» Exercise
Your task is to count the lines of the records that contain "font". Answer with the number and nothing else.

Dataset rows for apps and sites
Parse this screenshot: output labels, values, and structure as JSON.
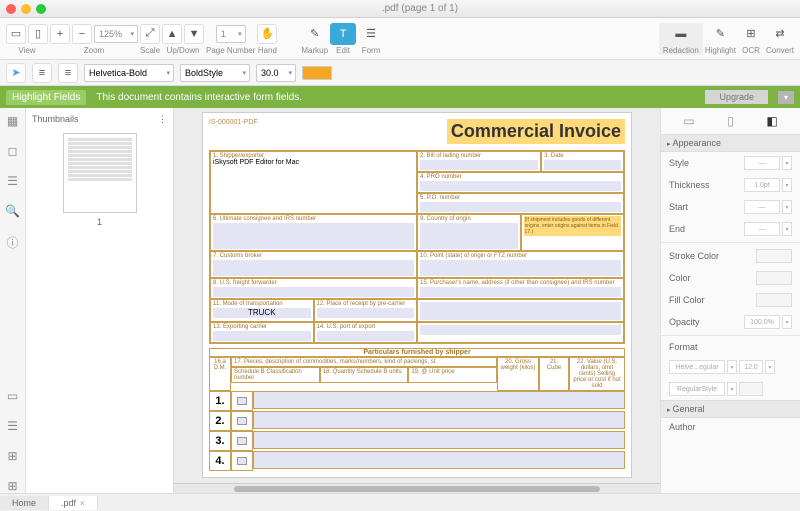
{
  "window": {
    "title": ".pdf (page 1 of 1)"
  },
  "toolbar": {
    "view_label": "View",
    "zoom_label": "Zoom",
    "zoom_value": "125%",
    "scale_label": "Scale",
    "updown_label": "Up/Down",
    "page_label": "Page Number",
    "page_value": "1",
    "hand_label": "Hand",
    "markup_label": "Markup",
    "edit_label": "Edit",
    "form_label": "Form",
    "redaction_label": "Redaction",
    "highlight_label": "Highlight",
    "ocr_label": "OCR",
    "convert_label": "Convert"
  },
  "subbar": {
    "font": "Helvetica-Bold",
    "style": "BoldStyle",
    "size": "30.0"
  },
  "banner": {
    "highlight": "Highlight Fields",
    "msg": "This document contains interactive form fields.",
    "upgrade": "Upgrade"
  },
  "thumbs": {
    "label": "Thumbnails",
    "page": "1"
  },
  "invoice": {
    "id": "IS-000001-PDF",
    "title": "Commercial Invoice",
    "f1": "1. Shipper/exporter",
    "f1_val": "iSkysoft PDF Editor for Mac",
    "f2": "2. Bill of lading number",
    "f3": "3. Date",
    "f4": "4. PRO number",
    "f5": "5. P.O. number",
    "f6": "6. Ultimate consignee and IRS number",
    "f9": "9. Country of origin",
    "note": "(If shipment includes goods of different origins, enter origins against items in Field 17.)",
    "f7": "7. Customs broker",
    "f10": "10. Point (state) of origin or FTZ number",
    "f8": "8. U.S. freight forwarder",
    "f15": "15. Purchaser's name, address (if other than consignee) and IRS number",
    "f11": "11. Mode of transportation",
    "f11_val": "TRUCK",
    "f12": "12. Place of receipt by pre-carrier",
    "f13": "13. Exporting carrier",
    "f14": "14. U.S. port of export",
    "partHdr": "Particulars furnished by shipper",
    "col_a": "16.a D.M.",
    "col_b": "17. Pieces, description of commodities, marks/numbers, kind of packings, sl.",
    "col_b1": "Schedule B Classification number",
    "col_b2": "18. Quantity Schedule B units",
    "col_b3": "19. @ Unit price",
    "col_c": "20. Gross weight (kilos)",
    "col_d": "21. Cube",
    "col_e": "22. Value (U.S. dollars, omit cents) Selling price or cost if not sold",
    "rows": [
      "1.",
      "2.",
      "3.",
      "4."
    ]
  },
  "props": {
    "appearance": "Appearance",
    "style": "Style",
    "thickness": "Thickness",
    "thickness_val": "1.0pt",
    "start": "Start",
    "end": "End",
    "stroke": "Stroke Color",
    "color": "Color",
    "fill": "Fill Color",
    "opacity": "Opacity",
    "opacity_val": "100.0%",
    "format": "Format",
    "font": "Helve...egular",
    "size": "12.0",
    "weight": "RegularStyle",
    "general": "General",
    "author": "Author"
  },
  "footer": {
    "home": "Home",
    "doc": ".pdf"
  }
}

» Task solution
2